Not her best...
Probably not. It's the least favorite of Lionel shriver"s books, for me.
Nothing. The writing is superb. The subject matter didn't interest me.
The part here the main character's illsuions about his icon are shattered. Can't be too specific because I don't remember.
Sure. It would be on Showtime or HBO. I see Rupert Everett as being the star.

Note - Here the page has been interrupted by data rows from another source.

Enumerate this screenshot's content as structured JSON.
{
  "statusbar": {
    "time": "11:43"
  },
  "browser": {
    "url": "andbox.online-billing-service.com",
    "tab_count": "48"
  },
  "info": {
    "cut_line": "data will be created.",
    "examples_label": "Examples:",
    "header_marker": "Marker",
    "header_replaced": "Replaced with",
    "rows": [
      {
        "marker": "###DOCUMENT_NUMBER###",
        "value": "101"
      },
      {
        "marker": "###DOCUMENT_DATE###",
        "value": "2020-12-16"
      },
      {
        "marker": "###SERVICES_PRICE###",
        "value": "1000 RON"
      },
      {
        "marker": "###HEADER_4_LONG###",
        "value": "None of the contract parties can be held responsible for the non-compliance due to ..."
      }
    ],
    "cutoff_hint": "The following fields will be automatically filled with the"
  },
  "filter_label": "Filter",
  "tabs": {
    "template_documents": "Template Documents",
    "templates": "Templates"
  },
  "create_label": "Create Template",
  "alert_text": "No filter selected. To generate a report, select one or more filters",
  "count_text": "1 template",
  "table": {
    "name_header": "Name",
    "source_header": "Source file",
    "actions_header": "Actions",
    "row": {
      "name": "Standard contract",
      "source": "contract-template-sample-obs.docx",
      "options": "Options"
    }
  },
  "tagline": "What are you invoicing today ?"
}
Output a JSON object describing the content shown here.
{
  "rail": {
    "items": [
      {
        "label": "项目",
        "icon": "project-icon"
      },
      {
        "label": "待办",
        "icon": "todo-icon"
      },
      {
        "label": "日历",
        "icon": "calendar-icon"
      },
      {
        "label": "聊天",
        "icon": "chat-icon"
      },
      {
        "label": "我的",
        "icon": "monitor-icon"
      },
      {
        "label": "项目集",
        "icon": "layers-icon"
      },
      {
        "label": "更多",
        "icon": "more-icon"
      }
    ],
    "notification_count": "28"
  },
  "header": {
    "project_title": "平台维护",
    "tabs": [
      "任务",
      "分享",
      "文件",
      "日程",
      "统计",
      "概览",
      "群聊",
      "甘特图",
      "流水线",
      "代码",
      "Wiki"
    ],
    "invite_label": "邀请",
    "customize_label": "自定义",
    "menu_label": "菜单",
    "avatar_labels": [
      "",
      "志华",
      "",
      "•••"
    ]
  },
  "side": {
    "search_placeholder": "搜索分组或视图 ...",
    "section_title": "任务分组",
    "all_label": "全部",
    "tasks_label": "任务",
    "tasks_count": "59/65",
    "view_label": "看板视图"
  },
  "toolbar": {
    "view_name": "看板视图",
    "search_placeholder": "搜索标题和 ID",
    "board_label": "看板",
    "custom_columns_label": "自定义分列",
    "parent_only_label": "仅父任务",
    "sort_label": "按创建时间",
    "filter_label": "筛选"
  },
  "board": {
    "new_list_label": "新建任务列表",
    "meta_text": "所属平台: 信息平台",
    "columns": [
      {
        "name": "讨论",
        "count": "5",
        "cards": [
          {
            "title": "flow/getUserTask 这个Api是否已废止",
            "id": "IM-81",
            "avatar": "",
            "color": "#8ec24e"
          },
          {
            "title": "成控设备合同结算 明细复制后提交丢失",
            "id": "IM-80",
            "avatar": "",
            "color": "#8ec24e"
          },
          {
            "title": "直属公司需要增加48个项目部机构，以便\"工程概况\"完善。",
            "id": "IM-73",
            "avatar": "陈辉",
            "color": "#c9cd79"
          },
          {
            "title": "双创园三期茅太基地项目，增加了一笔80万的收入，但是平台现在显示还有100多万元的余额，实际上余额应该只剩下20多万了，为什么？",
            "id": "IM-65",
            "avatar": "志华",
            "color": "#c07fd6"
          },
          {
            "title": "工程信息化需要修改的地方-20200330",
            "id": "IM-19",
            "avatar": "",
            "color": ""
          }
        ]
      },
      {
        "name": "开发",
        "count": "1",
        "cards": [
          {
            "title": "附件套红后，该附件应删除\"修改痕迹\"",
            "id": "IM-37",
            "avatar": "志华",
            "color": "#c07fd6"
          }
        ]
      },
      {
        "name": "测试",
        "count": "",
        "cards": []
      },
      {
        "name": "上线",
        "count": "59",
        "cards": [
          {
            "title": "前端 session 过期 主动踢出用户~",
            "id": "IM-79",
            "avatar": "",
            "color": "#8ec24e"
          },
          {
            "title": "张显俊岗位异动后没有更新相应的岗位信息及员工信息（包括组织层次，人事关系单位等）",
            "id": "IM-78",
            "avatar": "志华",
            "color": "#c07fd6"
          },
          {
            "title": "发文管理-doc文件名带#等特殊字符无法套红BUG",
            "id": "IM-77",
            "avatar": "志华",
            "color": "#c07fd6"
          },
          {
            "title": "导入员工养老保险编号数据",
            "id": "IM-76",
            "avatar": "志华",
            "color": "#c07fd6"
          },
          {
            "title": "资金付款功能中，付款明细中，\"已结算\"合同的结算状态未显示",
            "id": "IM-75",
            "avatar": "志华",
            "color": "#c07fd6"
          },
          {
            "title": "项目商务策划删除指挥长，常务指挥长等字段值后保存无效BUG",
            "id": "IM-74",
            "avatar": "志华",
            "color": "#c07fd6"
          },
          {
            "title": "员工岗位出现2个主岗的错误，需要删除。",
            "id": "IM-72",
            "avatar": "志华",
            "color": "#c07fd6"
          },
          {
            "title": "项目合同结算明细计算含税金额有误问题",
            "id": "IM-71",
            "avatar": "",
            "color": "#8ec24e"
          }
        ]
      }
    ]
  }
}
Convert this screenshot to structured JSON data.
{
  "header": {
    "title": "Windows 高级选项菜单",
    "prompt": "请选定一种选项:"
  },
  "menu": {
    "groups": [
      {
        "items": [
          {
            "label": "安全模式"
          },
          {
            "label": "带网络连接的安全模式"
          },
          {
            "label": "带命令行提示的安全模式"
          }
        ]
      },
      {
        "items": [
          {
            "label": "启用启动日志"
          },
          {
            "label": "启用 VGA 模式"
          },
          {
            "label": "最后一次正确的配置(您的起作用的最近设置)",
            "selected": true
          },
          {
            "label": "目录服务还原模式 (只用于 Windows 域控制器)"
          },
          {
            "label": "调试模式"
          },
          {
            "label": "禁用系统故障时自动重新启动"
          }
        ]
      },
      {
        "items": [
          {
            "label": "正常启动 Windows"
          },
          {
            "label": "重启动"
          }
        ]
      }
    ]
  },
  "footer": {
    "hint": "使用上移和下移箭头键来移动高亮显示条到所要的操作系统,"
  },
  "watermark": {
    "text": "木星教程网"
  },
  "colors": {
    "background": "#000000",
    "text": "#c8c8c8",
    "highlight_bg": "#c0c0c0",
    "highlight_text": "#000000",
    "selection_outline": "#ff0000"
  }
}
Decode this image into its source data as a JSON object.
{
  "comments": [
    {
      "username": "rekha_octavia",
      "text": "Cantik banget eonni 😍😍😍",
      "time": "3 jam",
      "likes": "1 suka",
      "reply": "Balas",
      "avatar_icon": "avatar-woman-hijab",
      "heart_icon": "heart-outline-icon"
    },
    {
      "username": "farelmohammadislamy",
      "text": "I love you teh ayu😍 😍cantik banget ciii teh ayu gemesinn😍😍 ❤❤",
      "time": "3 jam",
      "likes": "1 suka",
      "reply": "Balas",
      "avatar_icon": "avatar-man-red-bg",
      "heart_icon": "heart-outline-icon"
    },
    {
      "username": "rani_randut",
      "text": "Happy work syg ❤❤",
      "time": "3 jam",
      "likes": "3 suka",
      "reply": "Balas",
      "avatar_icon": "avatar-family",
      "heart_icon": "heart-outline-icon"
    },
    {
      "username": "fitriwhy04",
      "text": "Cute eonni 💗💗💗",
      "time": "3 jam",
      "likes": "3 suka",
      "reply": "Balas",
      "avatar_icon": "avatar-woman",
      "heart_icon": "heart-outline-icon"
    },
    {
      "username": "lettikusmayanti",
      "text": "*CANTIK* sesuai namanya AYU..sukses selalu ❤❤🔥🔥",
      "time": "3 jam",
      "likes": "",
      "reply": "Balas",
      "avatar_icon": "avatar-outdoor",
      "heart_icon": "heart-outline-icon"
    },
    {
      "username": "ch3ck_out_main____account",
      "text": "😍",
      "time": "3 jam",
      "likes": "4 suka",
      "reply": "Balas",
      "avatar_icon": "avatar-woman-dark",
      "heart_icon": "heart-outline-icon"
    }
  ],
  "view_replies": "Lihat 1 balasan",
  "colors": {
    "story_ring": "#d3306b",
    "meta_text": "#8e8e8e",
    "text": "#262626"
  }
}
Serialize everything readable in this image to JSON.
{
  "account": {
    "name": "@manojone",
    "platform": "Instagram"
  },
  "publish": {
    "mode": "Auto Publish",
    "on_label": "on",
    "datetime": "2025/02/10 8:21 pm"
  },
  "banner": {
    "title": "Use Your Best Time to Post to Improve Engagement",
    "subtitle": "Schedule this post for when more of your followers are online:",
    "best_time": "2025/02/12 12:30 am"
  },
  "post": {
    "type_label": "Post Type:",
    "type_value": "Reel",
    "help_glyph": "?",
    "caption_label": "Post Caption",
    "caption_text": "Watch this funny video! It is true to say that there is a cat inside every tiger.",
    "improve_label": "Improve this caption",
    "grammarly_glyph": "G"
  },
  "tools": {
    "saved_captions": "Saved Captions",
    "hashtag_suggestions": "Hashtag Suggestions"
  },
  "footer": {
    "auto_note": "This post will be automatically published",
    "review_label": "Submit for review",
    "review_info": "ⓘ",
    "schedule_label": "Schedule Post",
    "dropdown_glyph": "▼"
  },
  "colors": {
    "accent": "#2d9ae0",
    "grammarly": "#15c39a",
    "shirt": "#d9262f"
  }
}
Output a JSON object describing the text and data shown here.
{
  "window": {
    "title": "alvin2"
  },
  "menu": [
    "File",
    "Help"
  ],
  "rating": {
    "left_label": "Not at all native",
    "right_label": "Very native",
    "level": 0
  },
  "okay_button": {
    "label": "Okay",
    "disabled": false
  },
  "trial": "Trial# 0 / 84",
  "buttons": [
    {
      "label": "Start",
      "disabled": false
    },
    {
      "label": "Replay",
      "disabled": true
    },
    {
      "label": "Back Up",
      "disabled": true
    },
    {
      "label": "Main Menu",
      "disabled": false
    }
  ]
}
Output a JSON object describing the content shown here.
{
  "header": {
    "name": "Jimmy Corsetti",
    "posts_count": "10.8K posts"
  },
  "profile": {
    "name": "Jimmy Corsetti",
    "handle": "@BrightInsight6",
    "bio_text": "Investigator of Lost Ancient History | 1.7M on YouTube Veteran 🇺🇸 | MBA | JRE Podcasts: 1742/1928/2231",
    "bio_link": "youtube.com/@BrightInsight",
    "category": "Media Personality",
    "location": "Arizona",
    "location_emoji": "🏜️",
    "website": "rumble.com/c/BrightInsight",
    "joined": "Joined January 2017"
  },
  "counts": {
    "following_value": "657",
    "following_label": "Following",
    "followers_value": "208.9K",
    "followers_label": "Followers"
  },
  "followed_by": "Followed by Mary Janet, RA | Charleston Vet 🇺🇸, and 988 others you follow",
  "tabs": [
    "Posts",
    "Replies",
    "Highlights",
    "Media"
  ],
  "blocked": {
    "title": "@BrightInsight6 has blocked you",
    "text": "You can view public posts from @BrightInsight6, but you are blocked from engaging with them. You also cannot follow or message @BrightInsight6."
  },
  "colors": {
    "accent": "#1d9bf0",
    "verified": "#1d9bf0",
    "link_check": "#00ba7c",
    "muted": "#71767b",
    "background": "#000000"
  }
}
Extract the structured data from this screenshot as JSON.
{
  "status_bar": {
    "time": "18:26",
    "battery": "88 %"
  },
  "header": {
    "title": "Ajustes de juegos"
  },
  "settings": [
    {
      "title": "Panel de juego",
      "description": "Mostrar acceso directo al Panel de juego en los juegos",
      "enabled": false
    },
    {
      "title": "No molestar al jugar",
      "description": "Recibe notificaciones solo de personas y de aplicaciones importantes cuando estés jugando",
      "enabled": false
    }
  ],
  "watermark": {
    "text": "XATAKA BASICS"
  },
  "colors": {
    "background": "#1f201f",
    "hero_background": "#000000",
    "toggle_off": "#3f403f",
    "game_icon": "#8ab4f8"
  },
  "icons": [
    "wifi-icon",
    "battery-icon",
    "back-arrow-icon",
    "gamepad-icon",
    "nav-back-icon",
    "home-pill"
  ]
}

I like it better when Lionel Shriver's narrator is a woman.